A single figure is the whole answer: the number of lines in the entries that contain "zemřelých".

((

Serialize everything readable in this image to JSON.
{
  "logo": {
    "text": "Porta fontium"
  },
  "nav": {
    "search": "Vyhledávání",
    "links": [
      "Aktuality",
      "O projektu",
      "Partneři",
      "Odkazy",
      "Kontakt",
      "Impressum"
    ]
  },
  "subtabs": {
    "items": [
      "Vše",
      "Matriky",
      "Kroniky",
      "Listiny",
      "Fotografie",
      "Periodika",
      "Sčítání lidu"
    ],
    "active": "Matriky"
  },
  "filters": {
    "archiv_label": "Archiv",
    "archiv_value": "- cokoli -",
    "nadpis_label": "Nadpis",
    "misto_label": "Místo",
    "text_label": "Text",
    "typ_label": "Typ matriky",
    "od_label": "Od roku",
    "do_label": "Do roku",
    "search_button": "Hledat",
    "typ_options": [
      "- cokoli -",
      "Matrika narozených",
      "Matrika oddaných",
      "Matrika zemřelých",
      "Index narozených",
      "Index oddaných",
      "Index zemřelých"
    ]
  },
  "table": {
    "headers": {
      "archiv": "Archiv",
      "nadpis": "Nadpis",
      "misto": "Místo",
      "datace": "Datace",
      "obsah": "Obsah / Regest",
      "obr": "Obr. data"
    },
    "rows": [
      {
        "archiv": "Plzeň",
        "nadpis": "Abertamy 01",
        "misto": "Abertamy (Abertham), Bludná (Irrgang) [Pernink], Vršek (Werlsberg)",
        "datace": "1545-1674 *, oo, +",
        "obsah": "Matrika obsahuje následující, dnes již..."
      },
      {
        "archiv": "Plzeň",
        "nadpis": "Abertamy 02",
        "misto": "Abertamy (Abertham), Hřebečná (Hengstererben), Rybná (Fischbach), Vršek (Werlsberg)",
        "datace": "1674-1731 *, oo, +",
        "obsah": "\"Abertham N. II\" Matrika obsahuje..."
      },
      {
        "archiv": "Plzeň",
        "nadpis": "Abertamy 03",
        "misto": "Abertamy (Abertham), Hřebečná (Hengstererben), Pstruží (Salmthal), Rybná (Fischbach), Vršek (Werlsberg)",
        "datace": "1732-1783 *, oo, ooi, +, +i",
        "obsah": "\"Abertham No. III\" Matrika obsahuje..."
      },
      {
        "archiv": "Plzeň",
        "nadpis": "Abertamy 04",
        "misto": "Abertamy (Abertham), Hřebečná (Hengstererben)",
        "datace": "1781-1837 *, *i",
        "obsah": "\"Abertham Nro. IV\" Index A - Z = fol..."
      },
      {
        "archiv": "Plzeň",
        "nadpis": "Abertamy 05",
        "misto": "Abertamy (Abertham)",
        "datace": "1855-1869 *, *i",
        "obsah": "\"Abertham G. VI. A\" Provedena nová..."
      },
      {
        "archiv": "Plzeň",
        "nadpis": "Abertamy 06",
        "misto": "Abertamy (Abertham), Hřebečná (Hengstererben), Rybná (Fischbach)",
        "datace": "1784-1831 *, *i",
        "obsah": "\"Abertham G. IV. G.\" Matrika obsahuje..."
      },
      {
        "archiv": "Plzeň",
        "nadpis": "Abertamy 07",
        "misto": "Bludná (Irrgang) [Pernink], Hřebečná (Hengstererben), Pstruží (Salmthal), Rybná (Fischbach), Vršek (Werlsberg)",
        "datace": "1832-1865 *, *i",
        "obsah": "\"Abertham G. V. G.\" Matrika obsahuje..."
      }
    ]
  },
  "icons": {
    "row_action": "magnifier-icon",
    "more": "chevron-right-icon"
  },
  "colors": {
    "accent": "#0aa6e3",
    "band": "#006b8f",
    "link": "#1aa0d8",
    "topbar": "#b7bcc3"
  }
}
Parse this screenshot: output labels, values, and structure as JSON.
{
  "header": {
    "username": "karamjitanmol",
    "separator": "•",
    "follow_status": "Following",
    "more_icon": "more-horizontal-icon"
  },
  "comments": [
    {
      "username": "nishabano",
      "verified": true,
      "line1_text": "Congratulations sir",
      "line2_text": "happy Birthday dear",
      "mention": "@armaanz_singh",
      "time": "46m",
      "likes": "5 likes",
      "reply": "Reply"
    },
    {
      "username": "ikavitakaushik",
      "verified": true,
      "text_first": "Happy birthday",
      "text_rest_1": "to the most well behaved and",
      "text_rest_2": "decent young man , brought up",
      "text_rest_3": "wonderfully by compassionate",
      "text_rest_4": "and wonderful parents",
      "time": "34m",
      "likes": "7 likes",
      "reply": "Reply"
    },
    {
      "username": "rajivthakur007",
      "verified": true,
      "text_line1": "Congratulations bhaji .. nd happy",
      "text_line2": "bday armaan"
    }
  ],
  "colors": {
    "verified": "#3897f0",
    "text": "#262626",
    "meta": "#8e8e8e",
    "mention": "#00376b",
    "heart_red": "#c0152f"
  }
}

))

▶ **Response to the exercise**: 2